Maybe Willie Brown should pay for signs
In 2005, Willie Brown received $450,000 from the Pharmaceutical Research and Manufacturer's Association to help defeat Proposition 79.
Proposition 79 was put on the ballot by unions and consumer groups as a way of providing discount drugs to the state's uninsured and underinsured poor and senior citizens.
Ironically, Brown was tasked with lobbying the NAACP to convince them (successfully) to officially oppose Proposition 79 in lieu of Proposition 78, which was crafted by the drug industry. I say ironically because Proposition 79 clearly was in the best interests of the NAACP's constituency, and it was that big pile of money he received that helped turn the tide in favor of Big Business.
It's really ironic that now, eight years later, the NAACP is turning to the same people who were denied fair pricing for their prescriptions and are asking them to pay for road signs to memorialize the selfsame man who took that money.

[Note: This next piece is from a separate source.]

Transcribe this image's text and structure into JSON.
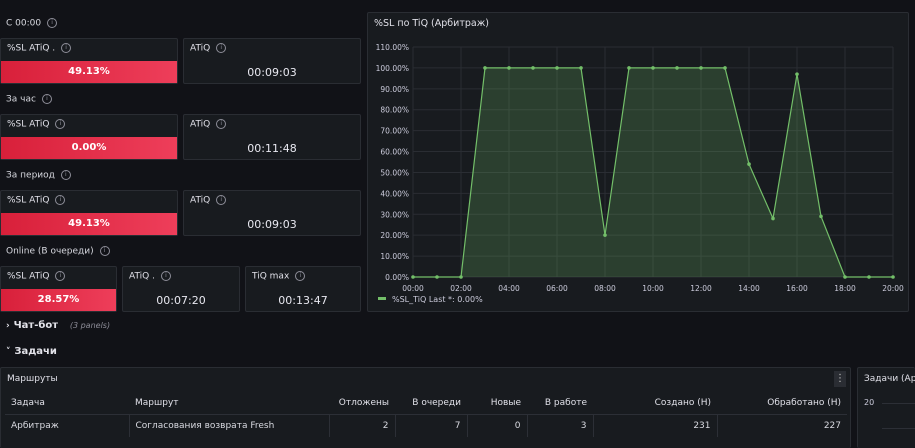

Ironic as well that his money ultimately came from the pockets of the people who paid too much for medications.
A Willie Brown Bridge? Perhaps he should pay for his own signs.
Irritating liberals is reason to keep duck
We love Mallard and look forward to him irritating the free speech/tolerant liberals in the Bay Area.
Guess liberals are only tolerant of one side of free speech -- theirs. Keep Mallard. Love it.
Robert and Margaret Weidners
Hard to sympathize with 'poor' hunters
In a Sept. 15 op-ed, we learn right away that the author leads a national nonprofit that supports cancer research. In the next few paragraphs, we hear about the price of ammo going up, because of a bill to try to get rid of toxic lead in bullets.
Has the letter writer ever made the connection between toxins in the environment and cancer? Lead shot in bullets does all kinds of damage to condors, other birds and wildlife, accumulating in the food chain and harming the reproductive capabilities of numerous species.
Has he ever considered the connections between the health of our natural world and his and his families' and communities' own health? Or does nature simply exist so some people can have fun killing wildlife for sport while cheaply toxing up the environment?
I don't have much sympathy for the sad story of the poor, working-class hunters and fisher people who may not be able to use cheap lead in their shot and weights any more, but will actually have to pay more to pollute less.
What an outrage, to require that lead shot be replaced by a less toxic substance, and that it actually be paid for by the people who use it (and leave it lying around in the environment)?
Maybe this challenge to detoxify the ammo can become a call to sport hunters and fisher people to get more creative and skillful with their sport, so there is less waste and less toxic fallout left behind.
Where were the Cal alums against OSU?
After 20 years of anger management classes, my psychiatrist downgraded my road rage to road irritation. I thought I had finally made progress in controlling my temper. But after the Ohio State Buckeyes showed up at Memorial Stadium, I was transformed into a raging and ranting Mr. Hyde.
I would like to make one thing perfectly clear: My seething cauldron of rage was not directed toward the score, Sonny Dykes or my beloved Cal Bears; nor was it aimed at Ohio State and its Buckeye fans.
No, my anger is directed at the Cal alumni and supporters. It was like a home game for the Buckeyes -- and that is utterly unacceptable. The Old Blues were drowned in an ocean of red. Cal alumni let Dykes and the new era Golden Bears down. Cal supporters did not show up.
If Cal alumni can't come out and support their team and their university, then this is the sorriest day ever. Ironically, Memorial Stadium cost in excess of $300 million and Cal supporters can't afford a $60 ticket? Bull.
It's a little fishy that 60,000 Buckeye fans decided to take a weekend trip to Berkeley (2,423 miles) to watch their football team Saturday. Or do 60,000 Ohio State fans live here in the Bay Area?